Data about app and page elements

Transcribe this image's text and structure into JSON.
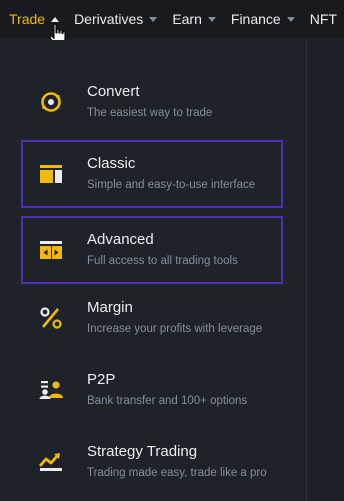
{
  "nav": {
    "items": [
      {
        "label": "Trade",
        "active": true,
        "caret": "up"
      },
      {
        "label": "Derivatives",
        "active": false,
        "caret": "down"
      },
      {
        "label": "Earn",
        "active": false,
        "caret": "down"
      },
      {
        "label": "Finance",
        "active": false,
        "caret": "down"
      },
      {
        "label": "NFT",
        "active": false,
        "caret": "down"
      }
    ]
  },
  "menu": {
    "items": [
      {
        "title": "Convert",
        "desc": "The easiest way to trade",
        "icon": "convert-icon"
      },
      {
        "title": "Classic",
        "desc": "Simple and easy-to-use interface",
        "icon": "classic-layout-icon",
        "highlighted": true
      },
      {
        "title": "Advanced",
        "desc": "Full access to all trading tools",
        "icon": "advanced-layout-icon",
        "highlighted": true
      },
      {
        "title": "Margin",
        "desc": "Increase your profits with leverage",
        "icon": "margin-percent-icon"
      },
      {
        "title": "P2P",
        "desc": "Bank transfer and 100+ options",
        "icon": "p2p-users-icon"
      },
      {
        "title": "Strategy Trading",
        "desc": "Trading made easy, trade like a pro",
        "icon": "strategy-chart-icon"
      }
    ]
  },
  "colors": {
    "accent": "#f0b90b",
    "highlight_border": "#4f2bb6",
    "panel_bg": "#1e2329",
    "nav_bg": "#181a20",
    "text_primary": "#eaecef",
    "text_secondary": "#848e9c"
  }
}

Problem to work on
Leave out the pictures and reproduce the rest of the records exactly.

Exercise answer
Transcribe this image's text and structure into JSON.
{
  "nav": {
    "items": [
      {
        "label": "Trade",
        "active": true,
        "caret": "up"
      },
      {
        "label": "Derivatives",
        "active": false,
        "caret": "down"
      },
      {
        "label": "Earn",
        "active": false,
        "caret": "down"
      },
      {
        "label": "Finance",
        "active": false,
        "caret": "down"
      },
      {
        "label": "NFT",
        "active": false,
        "caret": "down"
      }
    ]
  },
  "menu": {
    "items": [
      {
        "title": "Convert",
        "desc": "The easiest way to trade",
        "icon": "convert-icon"
      },
      {
        "title": "Classic",
        "desc": "Simple and easy-to-use interface",
        "icon": "classic-layout-icon",
        "highlighted": true
      },
      {
        "title": "Advanced",
        "desc": "Full access to all trading tools",
        "icon": "advanced-layout-icon",
        "highlighted": true
      },
      {
        "title": "Margin",
        "desc": "Increase your profits with leverage",
        "icon": "margin-percent-icon"
      },
      {
        "title": "P2P",
        "desc": "Bank transfer and 100+ options",
        "icon": "p2p-users-icon"
      },
      {
        "title": "Strategy Trading",
        "desc": "Trading made easy, trade like a pro",
        "icon": "strategy-chart-icon"
      }
    ]
  },
  "colors": {
    "accent": "#f0b90b",
    "highlight_border": "#4f2bb6",
    "panel_bg": "#1e2329",
    "nav_bg": "#181a20",
    "text_primary": "#eaecef",
    "text_secondary": "#848e9c"
  }
}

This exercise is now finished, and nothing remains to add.